> [Task goal] From the listing below, pull out every line where the string "structured" appears.

> [Raw data]
Content starts

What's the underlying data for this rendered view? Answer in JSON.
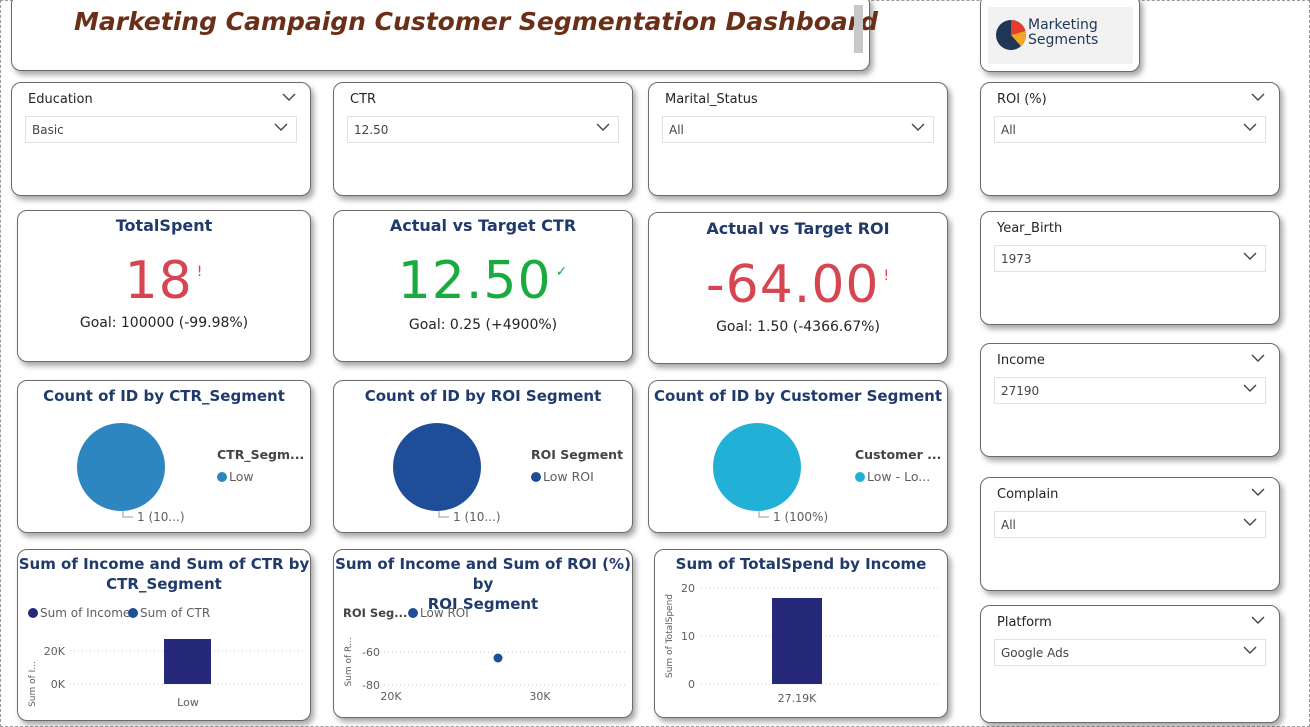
{
  "header": {
    "title": "Marketing Campaign Customer Segmentation Dashboard",
    "logo_line1": "Marketing",
    "logo_line2": "Segments",
    "logo_colors": [
      "#e63c2f",
      "#f5a524",
      "#1f3655"
    ]
  },
  "slicers": {
    "education": {
      "label": "Education",
      "value": "Basic"
    },
    "ctr": {
      "label": "CTR",
      "value": "12.50"
    },
    "marital_status": {
      "label": "Marital_Status",
      "value": "All"
    },
    "roi": {
      "label": "ROI (%)",
      "value": "All"
    },
    "year_birth": {
      "label": "Year_Birth",
      "value": "1973"
    },
    "income": {
      "label": "Income",
      "value": "27190"
    },
    "complain": {
      "label": "Complain",
      "value": "All"
    },
    "platform": {
      "label": "Platform",
      "value": "Google Ads"
    }
  },
  "kpis": {
    "total_spent": {
      "title": "TotalSpent",
      "value": "18",
      "mark": "!",
      "goal": "Goal: 100000 (-99.98%)",
      "color": "#d64550"
    },
    "ctr": {
      "title": "Actual vs Target CTR",
      "value": "12.50",
      "mark": "✓",
      "goal": "Goal: 0.25 (+4900%)",
      "color": "#1aab40"
    },
    "roi": {
      "title": "Actual vs Target ROI",
      "value": "-64.00",
      "mark": "!",
      "goal": "Goal: 1.50 (-4366.67%)",
      "color": "#d64550"
    }
  },
  "pies": {
    "ctr_segment": {
      "title": "Count of ID by CTR_Segment",
      "legend_title": "CTR_Segm...",
      "legend_item": "Low",
      "label": "1 (10...)",
      "color": "#2e86c1"
    },
    "roi_segment": {
      "title": "Count of ID by ROI Segment",
      "legend_title": "ROI Segment",
      "legend_item": "Low ROI",
      "label": "1 (10...)",
      "color": "#1f4e99"
    },
    "customer_segment": {
      "title": "Count of ID by Customer Segment",
      "legend_title": "Customer ...",
      "legend_item": "Low - Lo...",
      "label": "1 (100%)",
      "color": "#21b0d6"
    }
  },
  "bottom": {
    "income_ctr": {
      "title_line1": "Sum of Income and Sum of CTR by",
      "title_line2": "CTR_Segment",
      "legend1": "Sum of Income",
      "legend2": "Sum of CTR",
      "ylabel": "Sum of I...",
      "ticks": [
        "20K",
        "0K"
      ],
      "category": "Low"
    },
    "income_roi": {
      "title_line1": "Sum of Income and Sum of ROI (%) by",
      "title_line2": "ROI Segment",
      "legend_title": "ROI Seg...",
      "legend1": "Low ROI",
      "ylabel": "Sum of R...",
      "yticks": [
        "-60",
        "-80"
      ],
      "xticks": [
        "20K",
        "30K"
      ]
    },
    "spend_income": {
      "title": "Sum of TotalSpend by Income",
      "ylabel": "Sum of TotalSpend",
      "yticks": [
        "20",
        "10",
        "0"
      ],
      "category": "27.19K"
    }
  },
  "chart_data": [
    {
      "type": "pie",
      "title": "Count of ID by CTR_Segment",
      "categories": [
        "Low"
      ],
      "values": [
        1
      ],
      "label": "1 (10...)"
    },
    {
      "type": "pie",
      "title": "Count of ID by ROI Segment",
      "categories": [
        "Low ROI"
      ],
      "values": [
        1
      ],
      "label": "1 (10...)"
    },
    {
      "type": "pie",
      "title": "Count of ID by Customer Segment",
      "categories": [
        "Low - Lo..."
      ],
      "values": [
        1
      ],
      "label": "1 (100%)"
    },
    {
      "type": "bar",
      "title": "Sum of Income and Sum of CTR by CTR_Segment",
      "categories": [
        "Low"
      ],
      "series": [
        {
          "name": "Sum of Income",
          "values": [
            27190
          ]
        },
        {
          "name": "Sum of CTR",
          "values": [
            12.5
          ]
        }
      ],
      "ylim": [
        0,
        35000
      ]
    },
    {
      "type": "scatter",
      "title": "Sum of Income and Sum of ROI (%) by ROI Segment",
      "series": [
        {
          "name": "Low ROI",
          "x": [
            27190
          ],
          "y": [
            -64
          ]
        }
      ],
      "xlim": [
        20000,
        30000
      ],
      "ylim": [
        -80,
        -50
      ]
    },
    {
      "type": "bar",
      "title": "Sum of TotalSpend by Income",
      "categories": [
        "27.19K"
      ],
      "values": [
        18
      ],
      "ylabel": "Sum of TotalSpend",
      "ylim": [
        0,
        20
      ]
    }
  ]
}
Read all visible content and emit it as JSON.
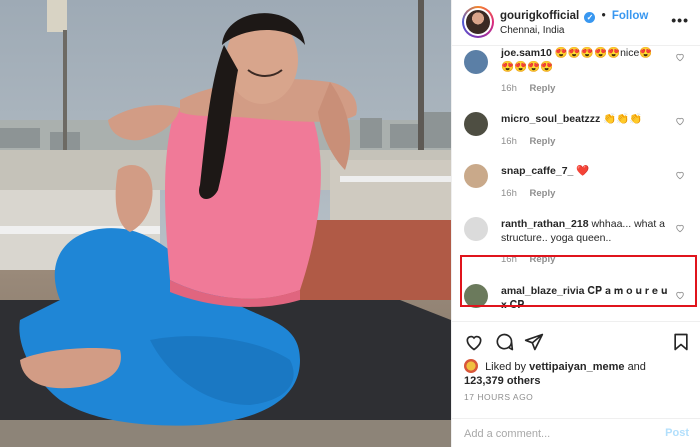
{
  "post": {
    "username": "gourigkofficial",
    "follow_label": "Follow",
    "location": "Chennai, India",
    "more_label": "•••"
  },
  "comments": [
    {
      "username": "joe.sam10",
      "text": "😍😍😍😍😍nice😍",
      "text2": "😍😍😍😍",
      "time": "16h",
      "reply": "Reply",
      "avatar_color": "#5b7fa6"
    },
    {
      "username": "micro_soul_beatzzz",
      "text": "👏👏👏",
      "time": "16h",
      "reply": "Reply",
      "avatar_color": "#4e4e42"
    },
    {
      "username": "snap_caffe_7_",
      "text": "❤️",
      "time": "16h",
      "reply": "Reply",
      "avatar_color": "#c9a98a"
    },
    {
      "username": "ranth_rathan_218",
      "text": "whhaa... what a structure.. yoga queen..",
      "time": "16h",
      "reply": "Reply",
      "avatar_color": "#dbdbdb"
    },
    {
      "username": "amal_blaze_rivia",
      "text": "𝐂𝐏 𝐚 𝐦 𝐨 𝐮 𝐫 𝐞 𝐮 𝐱 𝐂𝐏",
      "time": "",
      "reply": "",
      "avatar_color": "#6b7a5c"
    }
  ],
  "likes": {
    "prefix": "Liked by",
    "liker": "vettipaiyan_meme",
    "joiner": "and",
    "count": "123,379 others"
  },
  "timestamp": "17 HOURS AGO",
  "composer": {
    "placeholder": "Add a comment...",
    "post_label": "Post"
  },
  "colors": {
    "link_blue": "#3897f0",
    "highlight_red": "#e0141c",
    "pants_blue": "#1f86d6",
    "shirt_pink": "#f07a98"
  },
  "icons": [
    "verified-badge-icon",
    "more-options-icon",
    "heart-icon",
    "comment-icon",
    "share-icon",
    "bookmark-icon"
  ]
}
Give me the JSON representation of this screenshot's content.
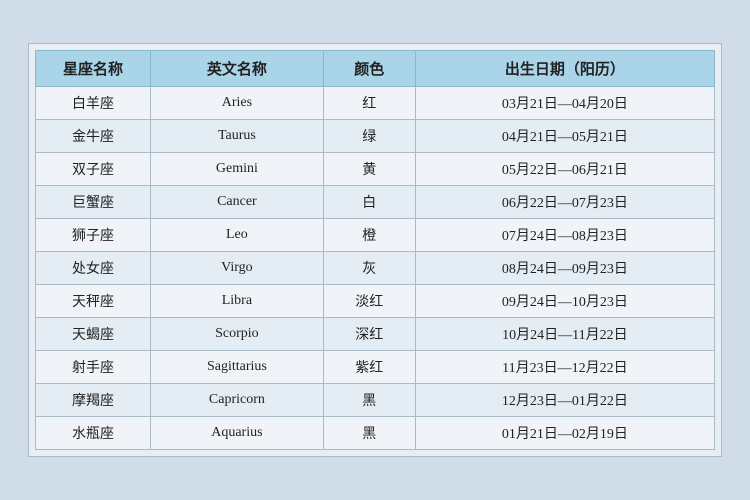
{
  "table": {
    "headers": [
      "星座名称",
      "英文名称",
      "颜色",
      "出生日期（阳历）"
    ],
    "rows": [
      {
        "zh": "白羊座",
        "en": "Aries",
        "color": "红",
        "date": "03月21日—04月20日"
      },
      {
        "zh": "金牛座",
        "en": "Taurus",
        "color": "绿",
        "date": "04月21日—05月21日"
      },
      {
        "zh": "双子座",
        "en": "Gemini",
        "color": "黄",
        "date": "05月22日—06月21日"
      },
      {
        "zh": "巨蟹座",
        "en": "Cancer",
        "color": "白",
        "date": "06月22日—07月23日"
      },
      {
        "zh": "狮子座",
        "en": "Leo",
        "color": "橙",
        "date": "07月24日—08月23日"
      },
      {
        "zh": "处女座",
        "en": "Virgo",
        "color": "灰",
        "date": "08月24日—09月23日"
      },
      {
        "zh": "天秤座",
        "en": "Libra",
        "color": "淡红",
        "date": "09月24日—10月23日"
      },
      {
        "zh": "天蝎座",
        "en": "Scorpio",
        "color": "深红",
        "date": "10月24日—11月22日"
      },
      {
        "zh": "射手座",
        "en": "Sagittarius",
        "color": "紫红",
        "date": "11月23日—12月22日"
      },
      {
        "zh": "摩羯座",
        "en": "Capricorn",
        "color": "黑",
        "date": "12月23日—01月22日"
      },
      {
        "zh": "水瓶座",
        "en": "Aquarius",
        "color": "黑",
        "date": "01月21日—02月19日"
      }
    ]
  }
}
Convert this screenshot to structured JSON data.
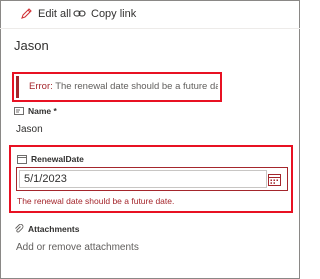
{
  "toolbar": {
    "edit_label": "Edit all",
    "copy_label": "Copy link"
  },
  "record": {
    "title": "Jason"
  },
  "error_banner": {
    "prefix": "Error:",
    "message": " The renewal date should be a future date."
  },
  "fields": {
    "name": {
      "label": "Name *",
      "value": "Jason"
    },
    "renewal_date": {
      "label": "RenewalDate",
      "value": "5/1/2023",
      "error": "The renewal date should be a future date."
    },
    "attachments": {
      "label": "Attachments",
      "action": "Add or remove attachments"
    }
  },
  "icons": {
    "edit": "pencil-icon",
    "copy": "link-icon",
    "name": "text-field-icon",
    "date": "calendar-icon",
    "attachments": "paperclip-icon"
  },
  "colors": {
    "error_red": "#a4262c",
    "highlight_red": "#e81123",
    "edit_icon": "#d13438"
  }
}
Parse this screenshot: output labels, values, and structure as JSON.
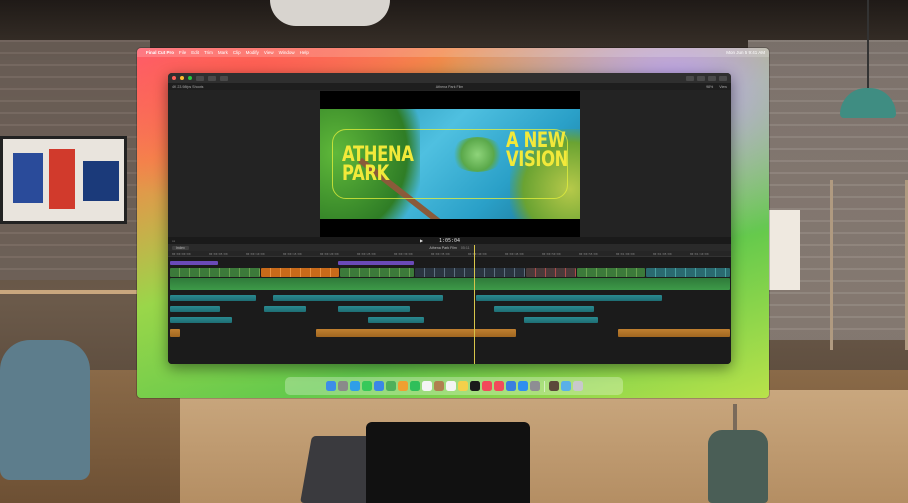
{
  "menubar": {
    "app_name": "Final Cut Pro",
    "items": [
      "File",
      "Edit",
      "Trim",
      "Mark",
      "Clip",
      "Modify",
      "View",
      "Window",
      "Help"
    ],
    "clock": "Mon Jun 5  9:41 AM"
  },
  "window": {
    "library": "4K 23.98fps Shoots",
    "project_title": "Athena Park Film",
    "zoom": "98%",
    "view_menu": "View",
    "video_frame": {
      "title_left": [
        "ATHENA",
        "PARK"
      ],
      "title_right": [
        "A NEW",
        "VISION"
      ]
    },
    "timecode": "1:05:04",
    "timeline": {
      "index_label": "Index",
      "project_tab": "Athena Park Film",
      "duration": "05:11",
      "ruler": [
        "00:00:00:00",
        "00:00:05:00",
        "00:00:10:00",
        "00:00:15:00",
        "00:00:20:00",
        "00:00:25:00",
        "00:00:30:00",
        "00:00:35:00",
        "00:00:40:00",
        "00:00:45:00",
        "00:00:50:00",
        "00:00:55:00",
        "00:01:00:00",
        "00:01:05:00",
        "00:01:10:00"
      ]
    }
  },
  "dock": {
    "icons": [
      "finder-icon",
      "launchpad-icon",
      "safari-icon",
      "messages-icon",
      "mail-icon",
      "maps-icon",
      "photos-icon",
      "facetime-icon",
      "calendar-icon",
      "contacts-icon",
      "reminders-icon",
      "notes-icon",
      "appletv-icon",
      "music-icon",
      "news-icon",
      "keynote-icon",
      "appstore-icon",
      "settings-icon",
      "finalcut-icon",
      "folder-icon",
      "trash-icon"
    ],
    "colors": [
      "#3d8de8",
      "#8a8a8a",
      "#2f9ee8",
      "#37c95a",
      "#3b87e6",
      "#4fb05a",
      "#f0a030",
      "#2fbf5a",
      "#f4f4f4",
      "#b08050",
      "#f4f4f4",
      "#f4d04a",
      "#1a1a1a",
      "#f24a5a",
      "#f24a5a",
      "#3a7fe0",
      "#2f8ff0",
      "#8e8e93",
      "#5b4a3a",
      "#5ab0e8",
      "#c8c8cc"
    ]
  }
}
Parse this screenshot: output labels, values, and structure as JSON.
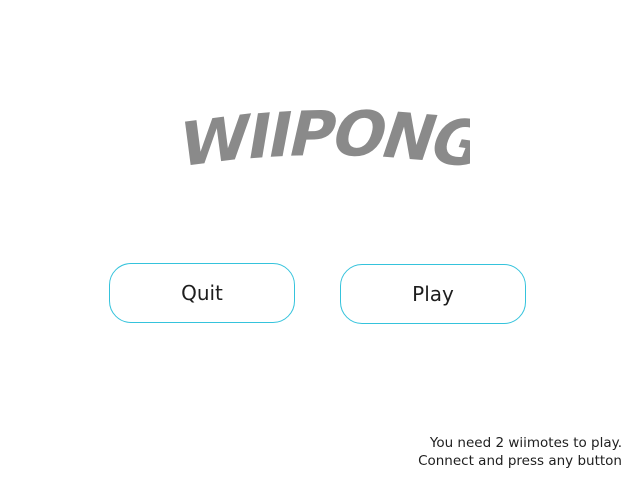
{
  "logo": {
    "text": "WIIPONG",
    "color": "#8a8a8a"
  },
  "menu": {
    "quit_label": "Quit",
    "play_label": "Play",
    "border_color": "#35c3dc"
  },
  "hint": {
    "line1": "You need 2 wiimotes to play.",
    "line2": "Connect and press any button"
  }
}
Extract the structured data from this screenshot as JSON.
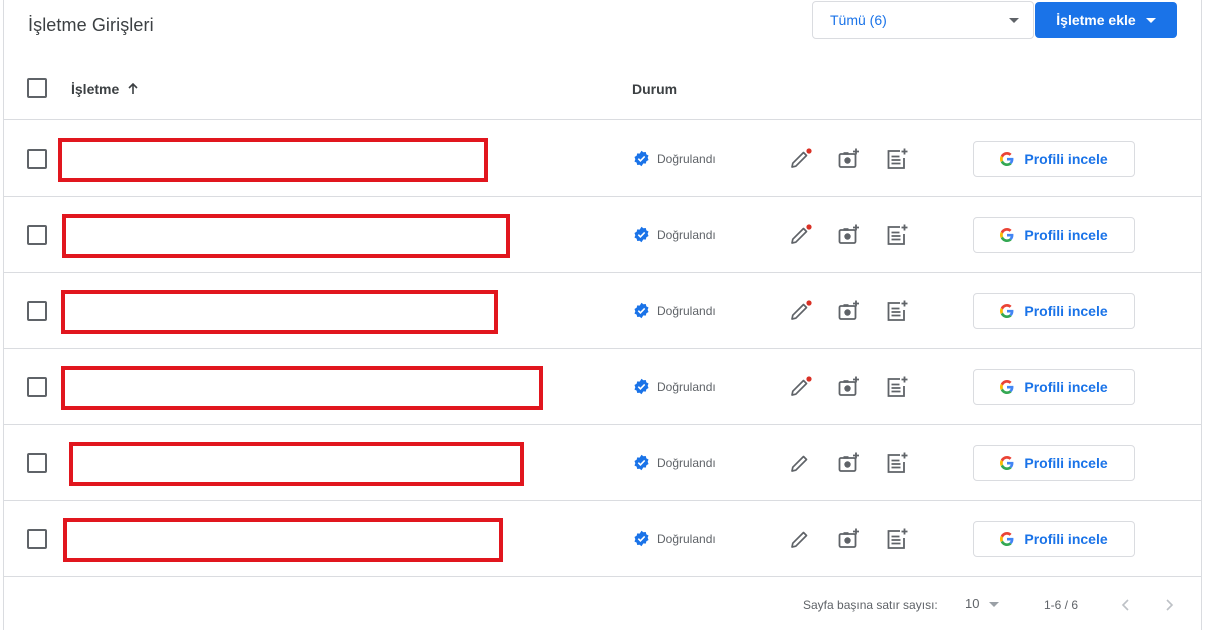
{
  "header": {
    "title": "İşletme Girişleri",
    "filter_label": "Tümü (6)",
    "add_button_label": "İşletme ekle"
  },
  "table": {
    "columns": {
      "name": "İşletme",
      "status": "Durum"
    },
    "rows": [
      {
        "status": "Doğrulandı",
        "profile_button": "Profili incele",
        "edit_has_alert": true
      },
      {
        "status": "Doğrulandı",
        "profile_button": "Profili incele",
        "edit_has_alert": true
      },
      {
        "status": "Doğrulandı",
        "profile_button": "Profili incele",
        "edit_has_alert": true
      },
      {
        "status": "Doğrulandı",
        "profile_button": "Profili incele",
        "edit_has_alert": true
      },
      {
        "status": "Doğrulandı",
        "profile_button": "Profili incele",
        "edit_has_alert": false
      },
      {
        "status": "Doğrulandı",
        "profile_button": "Profili incele",
        "edit_has_alert": false
      }
    ]
  },
  "footer": {
    "rows_per_page_label": "Sayfa başına satır sayısı:",
    "rows_per_page_value": "10",
    "range_label": "1-6 / 6"
  },
  "colors": {
    "accent": "#1a73e8",
    "verified": "#1a73e8",
    "alert_dot": "#d93025",
    "redaction": "#e1161e"
  },
  "icons": {
    "sort": "arrow-up-icon",
    "verified": "verified-badge-icon",
    "edit": "pencil-icon",
    "photo": "add-photo-icon",
    "post": "add-post-icon",
    "google": "google-g-icon",
    "prev": "chevron-left-icon",
    "next": "chevron-right-icon"
  }
}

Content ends

> [Problem solution]
Convert this screenshot to structured JSON data.
Extract the structured data from this screenshot as JSON.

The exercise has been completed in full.